The show highlights examples of this unique art form from the collection of Angela Hartwick, who, in her travels, managed to acquire more than two hundred examples of cinema showcards, a form of advertising quite different from the more familiar billboards and posters.
Showcards use paint and photo collage to create a unique form of poster art: images were cut from film stills and pasted onto painted backgrounds, and then were tinted by having paint applied to them. There is a history of painting on photographs in India, and there is an exhibit of these on at the ROM now, too (“Embellished Reality: Indian Painted Photographs”), and it is well worth visiting in order to deepen understanding of the artistic techniques that went into creating the cinema showcard.
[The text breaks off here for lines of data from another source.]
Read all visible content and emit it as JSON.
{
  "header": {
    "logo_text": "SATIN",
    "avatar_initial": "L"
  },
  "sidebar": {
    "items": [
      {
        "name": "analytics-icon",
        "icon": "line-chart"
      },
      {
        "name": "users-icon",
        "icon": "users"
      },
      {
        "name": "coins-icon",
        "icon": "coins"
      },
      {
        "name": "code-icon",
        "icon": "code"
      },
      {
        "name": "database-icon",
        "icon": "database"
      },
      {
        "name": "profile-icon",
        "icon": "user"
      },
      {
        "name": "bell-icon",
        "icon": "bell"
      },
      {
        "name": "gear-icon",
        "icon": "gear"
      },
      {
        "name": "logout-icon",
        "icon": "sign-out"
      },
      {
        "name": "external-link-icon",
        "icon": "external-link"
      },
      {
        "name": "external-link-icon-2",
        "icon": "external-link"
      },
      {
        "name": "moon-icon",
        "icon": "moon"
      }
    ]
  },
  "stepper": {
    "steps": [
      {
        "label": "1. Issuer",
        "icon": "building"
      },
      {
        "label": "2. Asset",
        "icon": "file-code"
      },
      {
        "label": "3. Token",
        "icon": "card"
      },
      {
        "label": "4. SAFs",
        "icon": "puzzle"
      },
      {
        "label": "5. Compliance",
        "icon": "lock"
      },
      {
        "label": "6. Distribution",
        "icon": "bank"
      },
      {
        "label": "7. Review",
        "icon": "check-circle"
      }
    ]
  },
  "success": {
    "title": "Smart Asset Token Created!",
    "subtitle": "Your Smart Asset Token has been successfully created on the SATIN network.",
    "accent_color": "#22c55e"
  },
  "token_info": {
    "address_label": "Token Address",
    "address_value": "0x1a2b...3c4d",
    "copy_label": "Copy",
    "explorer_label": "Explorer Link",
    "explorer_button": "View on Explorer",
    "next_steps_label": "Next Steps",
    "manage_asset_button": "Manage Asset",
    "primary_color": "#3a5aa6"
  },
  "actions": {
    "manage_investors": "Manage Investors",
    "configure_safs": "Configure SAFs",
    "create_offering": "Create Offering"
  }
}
Showcards formed only one part of the publicity machine; posters were certainly the most important element in film advertising, which also included such things as song booklets, press ads, billboards and film stills. But showcards – meant to be displayed in cinema lobbies – are a distinctly different art form, using elements of composition as well as the aforementioned combination of paint over photo collage to evoke certain feelings and emotions in the cinema-going audience. Showcards were displayed in lobbies, in glass cases; they were perused by cinema-goers as they waited to see a film, or during the interval. They were often the first glimpse a film audience had of coming attractions. They were individually produced, they are works of art – and they were meant to be ephemeral, thrown away once a movie had finished its run, to make room for new showcards from incoming films.
The ROM’s exhibit examines showcards as art, but it also sets them in a social and historical framework, connecting the showcards and the movies they advertise to the prevailing events and influences of the time they were produced in.
“Bollywood Cinema Showcards: Indian Film Art from the 1950s to the 1980s” – comprised of 77 examples of showcards from The Hartwick Collection, and supplemented by other perhaps more familiar forms of poster art and film advertising – provides the enthusiastic film fan with a rare opportunity to discover a relatively little known and little studied art form, and is absolutely not to be missed!
Picture credit: http://www.rom.on.ca/bollywood/